Material for the task:
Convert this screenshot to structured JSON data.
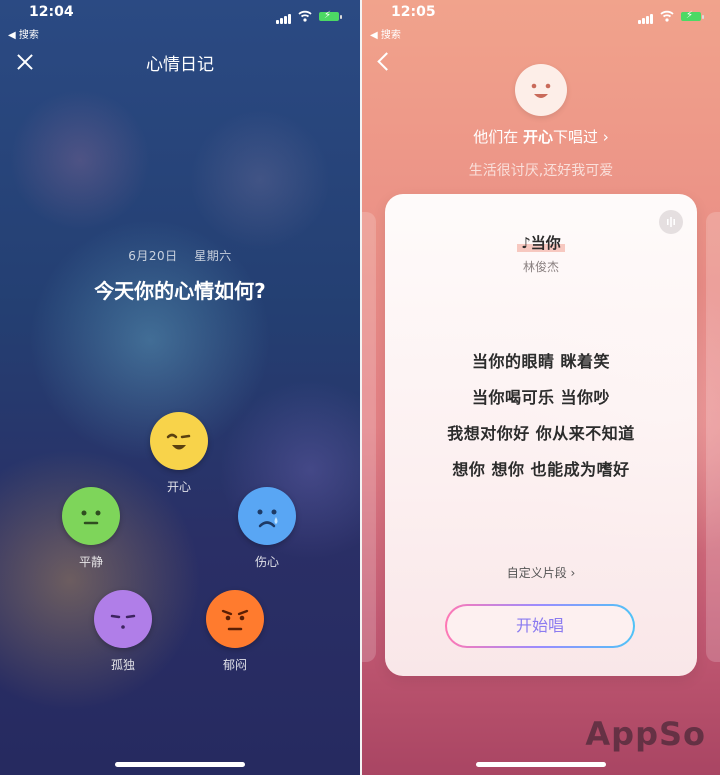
{
  "left_screen": {
    "status": {
      "time": "12:04",
      "back_label": "◀ 搜索"
    },
    "nav_title": "心情日记",
    "date": {
      "day": "6月20日",
      "weekday": "星期六"
    },
    "question": "今天你的心情如何?",
    "moods": [
      {
        "key": "happy",
        "label": "开心",
        "color": "#f8d34a"
      },
      {
        "key": "calm",
        "label": "平静",
        "color": "#7ed55a"
      },
      {
        "key": "sad",
        "label": "伤心",
        "color": "#59a6f4"
      },
      {
        "key": "lonely",
        "label": "孤独",
        "color": "#b07ee8"
      },
      {
        "key": "gloomy",
        "label": "郁闷",
        "color": "#ff7b2e"
      }
    ]
  },
  "right_screen": {
    "status": {
      "time": "12:05",
      "back_label": "◀ 搜索"
    },
    "sang_prefix": "他们在",
    "sang_mood": "开心",
    "sang_suffix": "下唱过 ›",
    "tagline": "生活很讨厌,还好我可爱",
    "song": {
      "title": "当你",
      "artist": "林俊杰"
    },
    "lyrics": [
      "当你的眼睛 眯着笑",
      "当你喝可乐 当你吵",
      "我想对你好 你从来不知道",
      "想你 想你 也能成为嗜好"
    ],
    "custom_segment": "自定义片段 ›",
    "start_button": "开始唱"
  },
  "watermark": "AppSo"
}
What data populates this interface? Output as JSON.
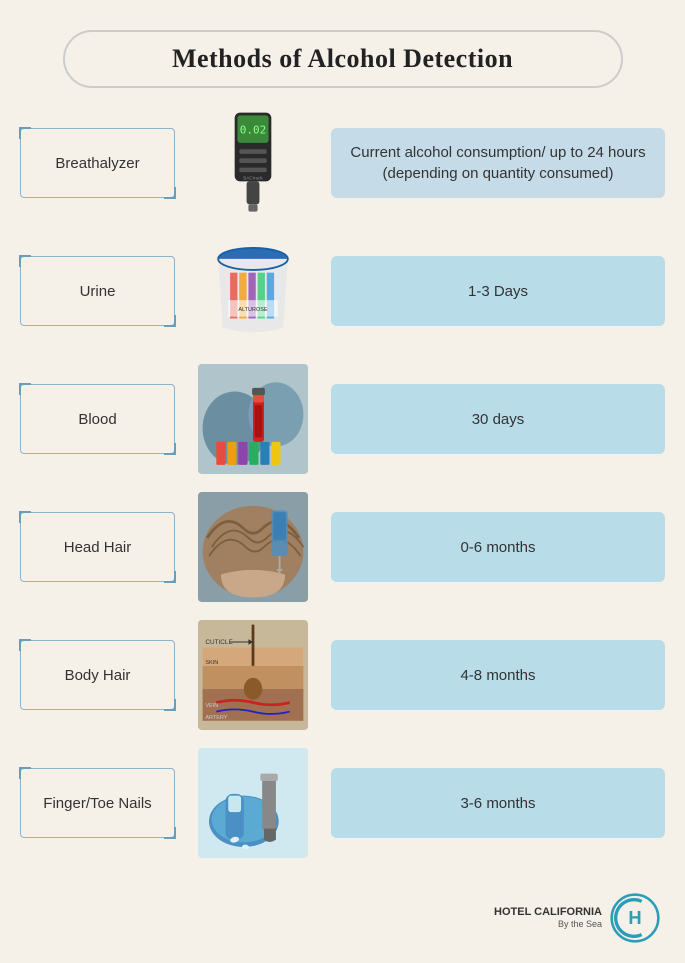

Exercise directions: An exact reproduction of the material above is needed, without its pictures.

Task solution:
Convert this screenshot to structured JSON data.
{
  "left_screen": {
    "status": {
      "time": "12:04",
      "back_label": "◀ 搜索"
    },
    "nav_title": "心情日记",
    "date": {
      "day": "6月20日",
      "weekday": "星期六"
    },
    "question": "今天你的心情如何?",
    "moods": [
      {
        "key": "happy",
        "label": "开心",
        "color": "#f8d34a"
      },
      {
        "key": "calm",
        "label": "平静",
        "color": "#7ed55a"
      },
      {
        "key": "sad",
        "label": "伤心",
        "color": "#59a6f4"
      },
      {
        "key": "lonely",
        "label": "孤独",
        "color": "#b07ee8"
      },
      {
        "key": "gloomy",
        "label": "郁闷",
        "color": "#ff7b2e"
      }
    ]
  },
  "right_screen": {
    "status": {
      "time": "12:05",
      "back_label": "◀ 搜索"
    },
    "sang_prefix": "他们在",
    "sang_mood": "开心",
    "sang_suffix": "下唱过 ›",
    "tagline": "生活很讨厌,还好我可爱",
    "song": {
      "title": "当你",
      "artist": "林俊杰"
    },
    "lyrics": [
      "当你的眼睛 眯着笑",
      "当你喝可乐 当你吵",
      "我想对你好 你从来不知道",
      "想你 想你 也能成为嗜好"
    ],
    "custom_segment": "自定义片段 ›",
    "start_button": "开始唱"
  },
  "watermark": "AppSo"
}
What data populates this interface? Output as JSON.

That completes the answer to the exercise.